The table top was left bare and frequently scrubbed using abrasive materials (such as sand) for this reason many table tops were left unpainted while the legs and other parts had a painted finish. Linen table cloths were only really used for extra special occasions, Christmas, stations, wakes. Other cloths used were oil cloths as they were easy to wipe down.
If we look at the content and the time taken over food we also get an indication of why our ancestors did not linger over meals. Traditionally most cottage dwellers viewed dining as a means of purely getting sustenance. The main meal, dinner, was taken in the middle of the day, with work to get back to immediately afterward. Eating was a functional exercise, in big families diners ate and moved away to allow the next person to use the place at the table. In large families, space was limited. Children were usually fed separately from the adults. Irish tables were accompanied by long forum stools, to seat as many children as possible. The long stretchers underneath the table occupied little feet.
Sometimes the amount of dinner guests fluctuated in a house due to visitors and seasonal farm labourers needing to be fed. To accommodate these, some living rooms contained a hinged table top, which folded down from a wall. Some settle designs had a fold-down table in the centre of its back, to accommodate two sitters either side.
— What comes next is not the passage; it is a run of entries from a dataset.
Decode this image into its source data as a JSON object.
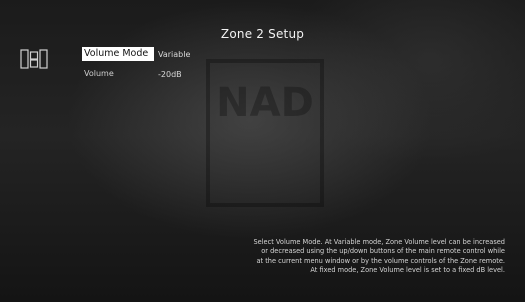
{
  "screen": {
    "title": "Zone 2 Setup"
  },
  "icons": {
    "zone": "zone-speakers-icon",
    "watermark": "nad-logo-watermark"
  },
  "menu": {
    "rows": [
      {
        "label": "Volume Mode",
        "value": "Variable",
        "selected": true
      },
      {
        "label": "Volume",
        "value": "-20dB",
        "selected": false
      }
    ]
  },
  "help": {
    "lines": [
      "Select Volume Mode.  At Variable mode, Zone Volume level can be increased",
      "or decreased using the up/down buttons of the main remote control while",
      "at the current menu window or by the volume controls of the Zone remote.",
      "At fixed mode, Zone Volume level is set to a fixed dB level."
    ]
  },
  "watermark_text": "NAD",
  "colors": {
    "selected_bg": "#ffffff",
    "selected_text": "#111111",
    "text": "#e6e6e6"
  }
}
Before Irish kitchen tables became commonly used in cottages food was taken at the fireside. The diet consisted chiefly of boiled potatoes and buttermilk. Families ate potatoes directly from a large flat basket (known as a ‘skiob’) that had been used to strain the boiling water from them. Diners were either seated on low stools or sitting on the ground. In this situation plates and cutlery would not have been used and table manners were unknown! The increased emphasis on household hygiene in the nineteenth-century led to a change in such eating habits, and tables became more popular in cottages. But the habit of not lingering too long over food continued, and in many rural Irish houses to this day the kitchen table remains pushed against the wall.